§ **YOUR INSTRUCTIONS**
Reproduce the entries that follow precisely, setting aside any images.

(Dataset rows for apps and sites)
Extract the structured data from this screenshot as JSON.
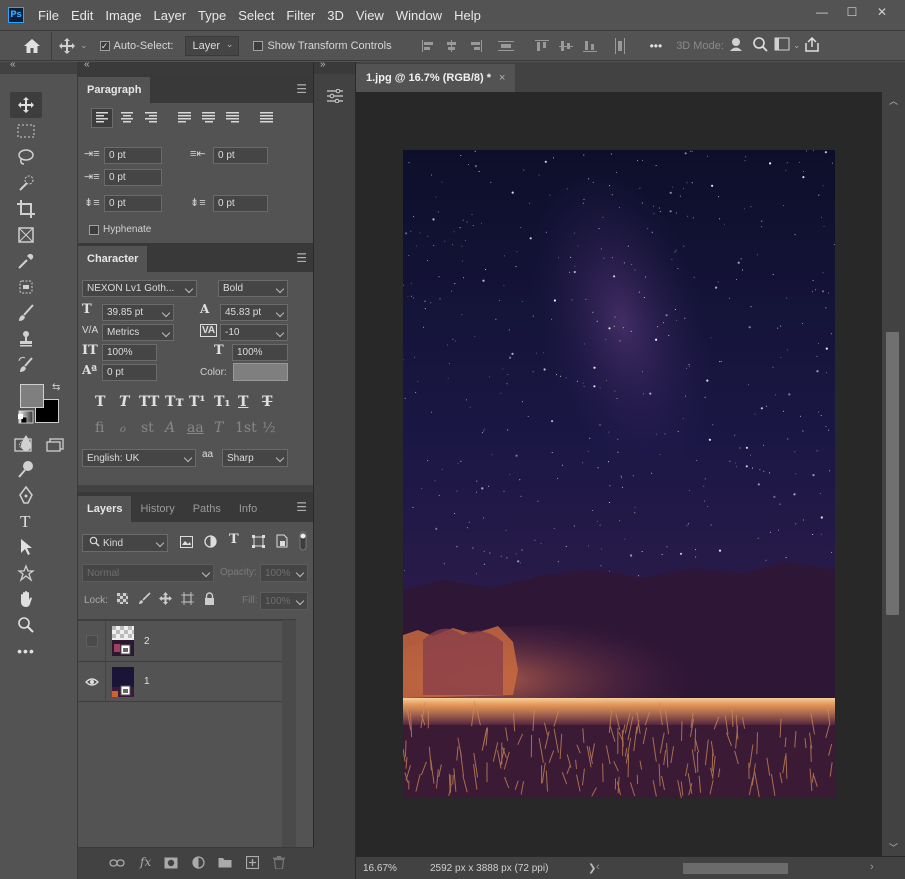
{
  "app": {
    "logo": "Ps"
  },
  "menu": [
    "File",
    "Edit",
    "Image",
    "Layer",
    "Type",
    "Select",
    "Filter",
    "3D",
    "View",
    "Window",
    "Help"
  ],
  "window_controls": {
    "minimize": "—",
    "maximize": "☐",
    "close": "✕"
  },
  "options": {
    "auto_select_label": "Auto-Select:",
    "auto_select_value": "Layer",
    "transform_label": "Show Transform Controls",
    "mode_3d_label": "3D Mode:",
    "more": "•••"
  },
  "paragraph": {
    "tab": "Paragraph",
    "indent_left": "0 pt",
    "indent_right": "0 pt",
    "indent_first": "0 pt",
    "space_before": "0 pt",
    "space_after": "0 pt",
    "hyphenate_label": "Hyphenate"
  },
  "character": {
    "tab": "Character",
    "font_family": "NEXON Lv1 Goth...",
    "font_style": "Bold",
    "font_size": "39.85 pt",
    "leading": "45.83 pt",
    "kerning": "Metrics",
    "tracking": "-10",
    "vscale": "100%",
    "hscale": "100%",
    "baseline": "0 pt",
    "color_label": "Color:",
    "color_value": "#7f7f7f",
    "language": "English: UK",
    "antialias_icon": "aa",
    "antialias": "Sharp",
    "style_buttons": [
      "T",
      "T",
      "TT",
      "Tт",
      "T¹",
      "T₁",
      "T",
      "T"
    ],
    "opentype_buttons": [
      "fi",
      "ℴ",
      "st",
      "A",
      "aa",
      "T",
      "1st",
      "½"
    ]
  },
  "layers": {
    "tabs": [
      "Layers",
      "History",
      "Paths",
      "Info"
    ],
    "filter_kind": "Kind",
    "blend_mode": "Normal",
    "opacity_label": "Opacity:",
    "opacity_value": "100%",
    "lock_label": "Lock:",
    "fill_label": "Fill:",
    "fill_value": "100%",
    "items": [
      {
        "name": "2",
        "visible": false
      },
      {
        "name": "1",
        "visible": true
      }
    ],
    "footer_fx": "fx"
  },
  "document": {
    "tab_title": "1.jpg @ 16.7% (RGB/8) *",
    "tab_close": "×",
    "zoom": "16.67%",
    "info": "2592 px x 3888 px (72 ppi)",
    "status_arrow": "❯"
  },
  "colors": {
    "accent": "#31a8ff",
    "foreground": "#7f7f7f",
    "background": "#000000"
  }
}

§ **OUTPUT FOR THIS EXERCISE**
Extract the structured data from this screenshot as JSON.
{
  "app": {
    "logo": "Ps"
  },
  "menu": [
    "File",
    "Edit",
    "Image",
    "Layer",
    "Type",
    "Select",
    "Filter",
    "3D",
    "View",
    "Window",
    "Help"
  ],
  "window_controls": {
    "minimize": "—",
    "maximize": "☐",
    "close": "✕"
  },
  "options": {
    "auto_select_label": "Auto-Select:",
    "auto_select_value": "Layer",
    "transform_label": "Show Transform Controls",
    "mode_3d_label": "3D Mode:",
    "more": "•••"
  },
  "paragraph": {
    "tab": "Paragraph",
    "indent_left": "0 pt",
    "indent_right": "0 pt",
    "indent_first": "0 pt",
    "space_before": "0 pt",
    "space_after": "0 pt",
    "hyphenate_label": "Hyphenate"
  },
  "character": {
    "tab": "Character",
    "font_family": "NEXON Lv1 Goth...",
    "font_style": "Bold",
    "font_size": "39.85 pt",
    "leading": "45.83 pt",
    "kerning": "Metrics",
    "tracking": "-10",
    "vscale": "100%",
    "hscale": "100%",
    "baseline": "0 pt",
    "color_label": "Color:",
    "color_value": "#7f7f7f",
    "language": "English: UK",
    "antialias_icon": "aa",
    "antialias": "Sharp",
    "style_buttons": [
      "T",
      "T",
      "TT",
      "Tт",
      "T¹",
      "T₁",
      "T",
      "T"
    ],
    "opentype_buttons": [
      "fi",
      "ℴ",
      "st",
      "A",
      "aa",
      "T",
      "1st",
      "½"
    ]
  },
  "layers": {
    "tabs": [
      "Layers",
      "History",
      "Paths",
      "Info"
    ],
    "filter_kind": "Kind",
    "blend_mode": "Normal",
    "opacity_label": "Opacity:",
    "opacity_value": "100%",
    "lock_label": "Lock:",
    "fill_label": "Fill:",
    "fill_value": "100%",
    "items": [
      {
        "name": "2",
        "visible": false
      },
      {
        "name": "1",
        "visible": true
      }
    ],
    "footer_fx": "fx"
  },
  "document": {
    "tab_title": "1.jpg @ 16.7% (RGB/8) *",
    "tab_close": "×",
    "zoom": "16.67%",
    "info": "2592 px x 3888 px (72 ppi)",
    "status_arrow": "❯"
  },
  "colors": {
    "accent": "#31a8ff",
    "foreground": "#7f7f7f",
    "background": "#000000"
  }
}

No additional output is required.